┌────────

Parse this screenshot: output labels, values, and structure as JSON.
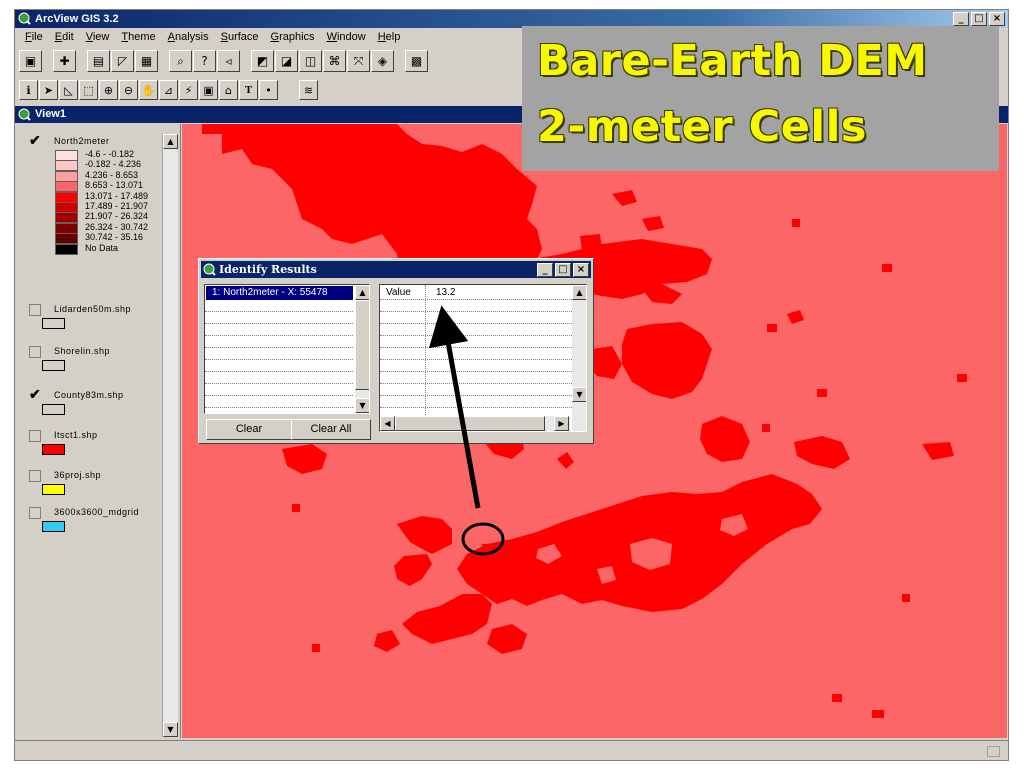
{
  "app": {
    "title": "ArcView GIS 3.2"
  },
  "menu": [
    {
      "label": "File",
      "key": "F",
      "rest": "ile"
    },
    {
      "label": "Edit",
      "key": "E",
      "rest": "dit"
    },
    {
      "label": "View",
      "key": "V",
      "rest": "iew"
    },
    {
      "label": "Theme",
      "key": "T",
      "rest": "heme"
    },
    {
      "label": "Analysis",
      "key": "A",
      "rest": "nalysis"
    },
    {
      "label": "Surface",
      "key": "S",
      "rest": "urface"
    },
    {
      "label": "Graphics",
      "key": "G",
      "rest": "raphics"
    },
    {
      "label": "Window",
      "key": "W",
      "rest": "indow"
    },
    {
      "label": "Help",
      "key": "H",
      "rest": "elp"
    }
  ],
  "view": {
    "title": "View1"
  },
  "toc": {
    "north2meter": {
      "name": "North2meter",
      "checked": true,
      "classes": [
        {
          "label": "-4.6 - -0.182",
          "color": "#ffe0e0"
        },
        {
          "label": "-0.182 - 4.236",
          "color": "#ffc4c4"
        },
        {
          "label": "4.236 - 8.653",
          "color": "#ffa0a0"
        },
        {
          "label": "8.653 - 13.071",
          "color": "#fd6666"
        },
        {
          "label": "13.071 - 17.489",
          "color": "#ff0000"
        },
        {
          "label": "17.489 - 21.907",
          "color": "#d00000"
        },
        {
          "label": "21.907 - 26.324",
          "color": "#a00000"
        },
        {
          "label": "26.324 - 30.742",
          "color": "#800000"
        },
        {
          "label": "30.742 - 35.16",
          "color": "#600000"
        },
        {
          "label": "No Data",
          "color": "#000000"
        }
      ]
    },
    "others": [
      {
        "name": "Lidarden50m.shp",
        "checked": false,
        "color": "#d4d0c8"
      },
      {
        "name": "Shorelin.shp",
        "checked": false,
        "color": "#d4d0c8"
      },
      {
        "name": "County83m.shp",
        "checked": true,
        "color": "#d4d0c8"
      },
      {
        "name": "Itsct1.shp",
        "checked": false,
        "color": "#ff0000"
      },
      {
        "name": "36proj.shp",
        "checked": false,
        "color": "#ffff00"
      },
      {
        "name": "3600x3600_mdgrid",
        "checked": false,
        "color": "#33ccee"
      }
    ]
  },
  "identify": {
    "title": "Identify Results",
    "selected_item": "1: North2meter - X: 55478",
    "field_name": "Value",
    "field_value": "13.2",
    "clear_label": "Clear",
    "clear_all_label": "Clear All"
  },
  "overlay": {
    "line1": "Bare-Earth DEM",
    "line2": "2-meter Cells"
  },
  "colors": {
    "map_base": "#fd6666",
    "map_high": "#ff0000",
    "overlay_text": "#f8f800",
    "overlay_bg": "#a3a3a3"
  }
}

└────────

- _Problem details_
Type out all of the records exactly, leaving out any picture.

- _Output for this exercise_
Parse this screenshot: output labels, values, and structure as JSON.
{
  "app": {
    "title": "ArcView GIS 3.2"
  },
  "menu": [
    {
      "label": "File",
      "key": "F",
      "rest": "ile"
    },
    {
      "label": "Edit",
      "key": "E",
      "rest": "dit"
    },
    {
      "label": "View",
      "key": "V",
      "rest": "iew"
    },
    {
      "label": "Theme",
      "key": "T",
      "rest": "heme"
    },
    {
      "label": "Analysis",
      "key": "A",
      "rest": "nalysis"
    },
    {
      "label": "Surface",
      "key": "S",
      "rest": "urface"
    },
    {
      "label": "Graphics",
      "key": "G",
      "rest": "raphics"
    },
    {
      "label": "Window",
      "key": "W",
      "rest": "indow"
    },
    {
      "label": "Help",
      "key": "H",
      "rest": "elp"
    }
  ],
  "view": {
    "title": "View1"
  },
  "toc": {
    "north2meter": {
      "name": "North2meter",
      "checked": true,
      "classes": [
        {
          "label": "-4.6 - -0.182",
          "color": "#ffe0e0"
        },
        {
          "label": "-0.182 - 4.236",
          "color": "#ffc4c4"
        },
        {
          "label": "4.236 - 8.653",
          "color": "#ffa0a0"
        },
        {
          "label": "8.653 - 13.071",
          "color": "#fd6666"
        },
        {
          "label": "13.071 - 17.489",
          "color": "#ff0000"
        },
        {
          "label": "17.489 - 21.907",
          "color": "#d00000"
        },
        {
          "label": "21.907 - 26.324",
          "color": "#a00000"
        },
        {
          "label": "26.324 - 30.742",
          "color": "#800000"
        },
        {
          "label": "30.742 - 35.16",
          "color": "#600000"
        },
        {
          "label": "No Data",
          "color": "#000000"
        }
      ]
    },
    "others": [
      {
        "name": "Lidarden50m.shp",
        "checked": false,
        "color": "#d4d0c8"
      },
      {
        "name": "Shorelin.shp",
        "checked": false,
        "color": "#d4d0c8"
      },
      {
        "name": "County83m.shp",
        "checked": true,
        "color": "#d4d0c8"
      },
      {
        "name": "Itsct1.shp",
        "checked": false,
        "color": "#ff0000"
      },
      {
        "name": "36proj.shp",
        "checked": false,
        "color": "#ffff00"
      },
      {
        "name": "3600x3600_mdgrid",
        "checked": false,
        "color": "#33ccee"
      }
    ]
  },
  "identify": {
    "title": "Identify Results",
    "selected_item": "1: North2meter - X: 55478",
    "field_name": "Value",
    "field_value": "13.2",
    "clear_label": "Clear",
    "clear_all_label": "Clear All"
  },
  "overlay": {
    "line1": "Bare-Earth DEM",
    "line2": "2-meter Cells"
  },
  "colors": {
    "map_base": "#fd6666",
    "map_high": "#ff0000",
    "overlay_text": "#f8f800",
    "overlay_bg": "#a3a3a3"
  }
}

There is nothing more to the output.